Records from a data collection
====
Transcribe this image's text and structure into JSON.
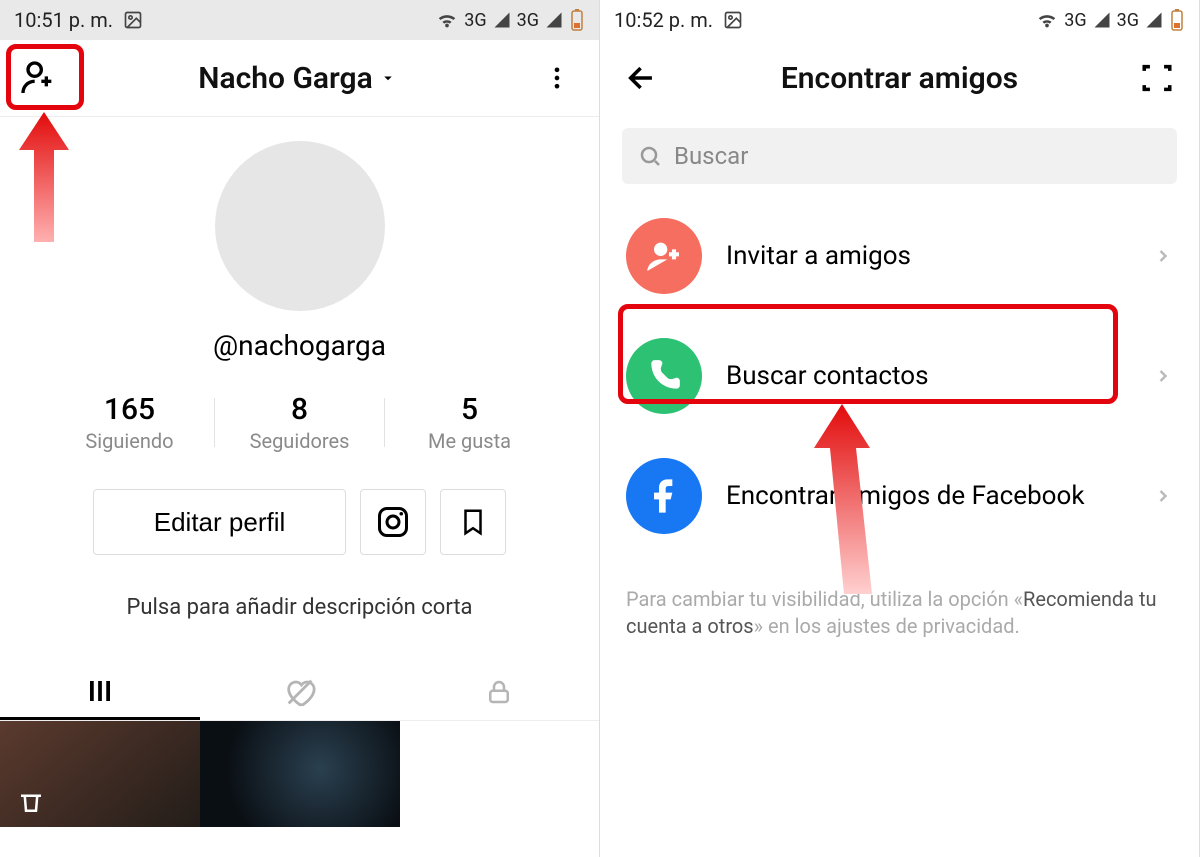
{
  "left": {
    "status": {
      "time": "10:51 p. m.",
      "network": "3G"
    },
    "header": {
      "title": "Nacho Garga"
    },
    "profile": {
      "username": "@nachogarga",
      "stats": {
        "following_num": "165",
        "following_lbl": "Siguiendo",
        "followers_num": "8",
        "followers_lbl": "Seguidores",
        "likes_num": "5",
        "likes_lbl": "Me gusta"
      },
      "edit_btn": "Editar perfil",
      "bio_prompt": "Pulsa para añadir descripción corta"
    }
  },
  "right": {
    "status": {
      "time": "10:52 p. m.",
      "network": "3G"
    },
    "header": {
      "title": "Encontrar amigos"
    },
    "search_placeholder": "Buscar",
    "options": {
      "invite": "Invitar a amigos",
      "contacts": "Buscar contactos",
      "facebook": "Encontrar amigos de Facebook"
    },
    "footer": {
      "pre": "Para cambiar tu visibilidad, utiliza la opción «",
      "em": "Recomienda tu cuenta a otros",
      "post": "» en los ajustes de privacidad."
    }
  }
}
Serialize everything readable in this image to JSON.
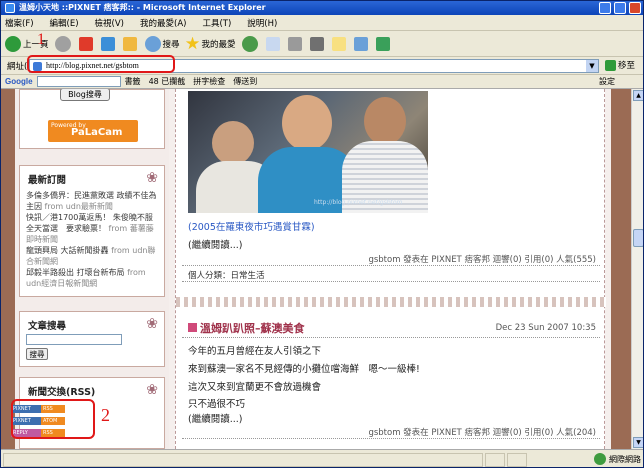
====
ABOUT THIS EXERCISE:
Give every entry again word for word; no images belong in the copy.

EXPECTED ANSWER:
Transcribe this image's text and structure into JSON.
{
  "left": {
    "status": {
      "time": "10:51 p. m.",
      "network": "3G"
    },
    "header": {
      "title": "Nacho Garga"
    },
    "profile": {
      "username": "@nachogarga",
      "stats": {
        "following_num": "165",
        "following_lbl": "Siguiendo",
        "followers_num": "8",
        "followers_lbl": "Seguidores",
        "likes_num": "5",
        "likes_lbl": "Me gusta"
      },
      "edit_btn": "Editar perfil",
      "bio_prompt": "Pulsa para añadir descripción corta"
    }
  },
  "right": {
    "status": {
      "time": "10:52 p. m.",
      "network": "3G"
    },
    "header": {
      "title": "Encontrar amigos"
    },
    "search_placeholder": "Buscar",
    "options": {
      "invite": "Invitar a amigos",
      "contacts": "Buscar contactos",
      "facebook": "Encontrar amigos de Facebook"
    },
    "footer": {
      "pre": "Para cambiar tu visibilidad, utiliza la opción «",
      "em": "Recomienda tu cuenta a otros",
      "post": "» en los ajustes de privacidad."
    }
  }
}
Serialize everything readable in this image to JSON.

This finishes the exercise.